## Exercise
A faithful, complete copy of the entries below is required, with images removed.

## Source data

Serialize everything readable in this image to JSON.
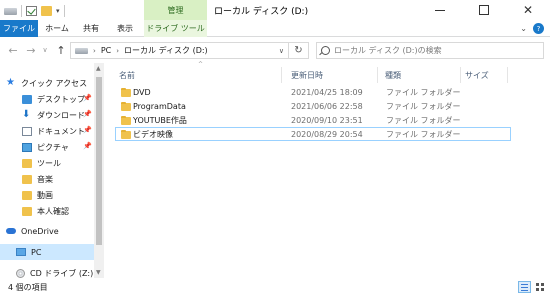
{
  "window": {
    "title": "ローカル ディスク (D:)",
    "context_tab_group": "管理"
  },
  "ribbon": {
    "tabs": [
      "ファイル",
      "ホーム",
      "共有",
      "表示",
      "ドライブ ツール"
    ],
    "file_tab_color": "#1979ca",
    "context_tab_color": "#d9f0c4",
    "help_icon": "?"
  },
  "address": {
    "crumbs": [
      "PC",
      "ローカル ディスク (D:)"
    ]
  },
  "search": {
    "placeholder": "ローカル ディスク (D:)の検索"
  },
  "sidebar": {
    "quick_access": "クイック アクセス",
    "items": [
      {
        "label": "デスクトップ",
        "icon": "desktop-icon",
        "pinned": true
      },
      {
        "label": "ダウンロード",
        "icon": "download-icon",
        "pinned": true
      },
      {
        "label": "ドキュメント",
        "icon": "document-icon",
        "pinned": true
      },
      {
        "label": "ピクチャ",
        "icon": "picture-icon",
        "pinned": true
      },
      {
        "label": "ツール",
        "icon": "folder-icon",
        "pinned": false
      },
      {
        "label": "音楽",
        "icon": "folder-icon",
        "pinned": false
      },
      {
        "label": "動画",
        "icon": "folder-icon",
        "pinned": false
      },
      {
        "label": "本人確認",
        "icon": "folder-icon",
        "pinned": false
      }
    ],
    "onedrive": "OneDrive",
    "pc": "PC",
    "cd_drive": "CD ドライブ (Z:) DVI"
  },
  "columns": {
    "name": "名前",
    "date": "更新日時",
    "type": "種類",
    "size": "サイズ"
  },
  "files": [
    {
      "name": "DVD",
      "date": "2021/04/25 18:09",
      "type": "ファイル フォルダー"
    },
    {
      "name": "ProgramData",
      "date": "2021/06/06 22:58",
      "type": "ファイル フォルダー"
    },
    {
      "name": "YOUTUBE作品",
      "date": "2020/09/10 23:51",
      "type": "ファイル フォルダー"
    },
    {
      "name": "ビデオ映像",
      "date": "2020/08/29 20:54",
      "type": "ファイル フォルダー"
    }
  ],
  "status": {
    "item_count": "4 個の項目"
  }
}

## Reply to the exercise
Serialize everything readable in this image to JSON.
{
  "window": {
    "title": "ローカル ディスク (D:)",
    "context_tab_group": "管理"
  },
  "ribbon": {
    "tabs": [
      "ファイル",
      "ホーム",
      "共有",
      "表示",
      "ドライブ ツール"
    ],
    "file_tab_color": "#1979ca",
    "context_tab_color": "#d9f0c4",
    "help_icon": "?"
  },
  "address": {
    "crumbs": [
      "PC",
      "ローカル ディスク (D:)"
    ]
  },
  "search": {
    "placeholder": "ローカル ディスク (D:)の検索"
  },
  "sidebar": {
    "quick_access": "クイック アクセス",
    "items": [
      {
        "label": "デスクトップ",
        "icon": "desktop-icon",
        "pinned": true
      },
      {
        "label": "ダウンロード",
        "icon": "download-icon",
        "pinned": true
      },
      {
        "label": "ドキュメント",
        "icon": "document-icon",
        "pinned": true
      },
      {
        "label": "ピクチャ",
        "icon": "picture-icon",
        "pinned": true
      },
      {
        "label": "ツール",
        "icon": "folder-icon",
        "pinned": false
      },
      {
        "label": "音楽",
        "icon": "folder-icon",
        "pinned": false
      },
      {
        "label": "動画",
        "icon": "folder-icon",
        "pinned": false
      },
      {
        "label": "本人確認",
        "icon": "folder-icon",
        "pinned": false
      }
    ],
    "onedrive": "OneDrive",
    "pc": "PC",
    "cd_drive": "CD ドライブ (Z:) DVI"
  },
  "columns": {
    "name": "名前",
    "date": "更新日時",
    "type": "種類",
    "size": "サイズ"
  },
  "files": [
    {
      "name": "DVD",
      "date": "2021/04/25 18:09",
      "type": "ファイル フォルダー"
    },
    {
      "name": "ProgramData",
      "date": "2021/06/06 22:58",
      "type": "ファイル フォルダー"
    },
    {
      "name": "YOUTUBE作品",
      "date": "2020/09/10 23:51",
      "type": "ファイル フォルダー"
    },
    {
      "name": "ビデオ映像",
      "date": "2020/08/29 20:54",
      "type": "ファイル フォルダー"
    }
  ],
  "status": {
    "item_count": "4 個の項目"
  }
}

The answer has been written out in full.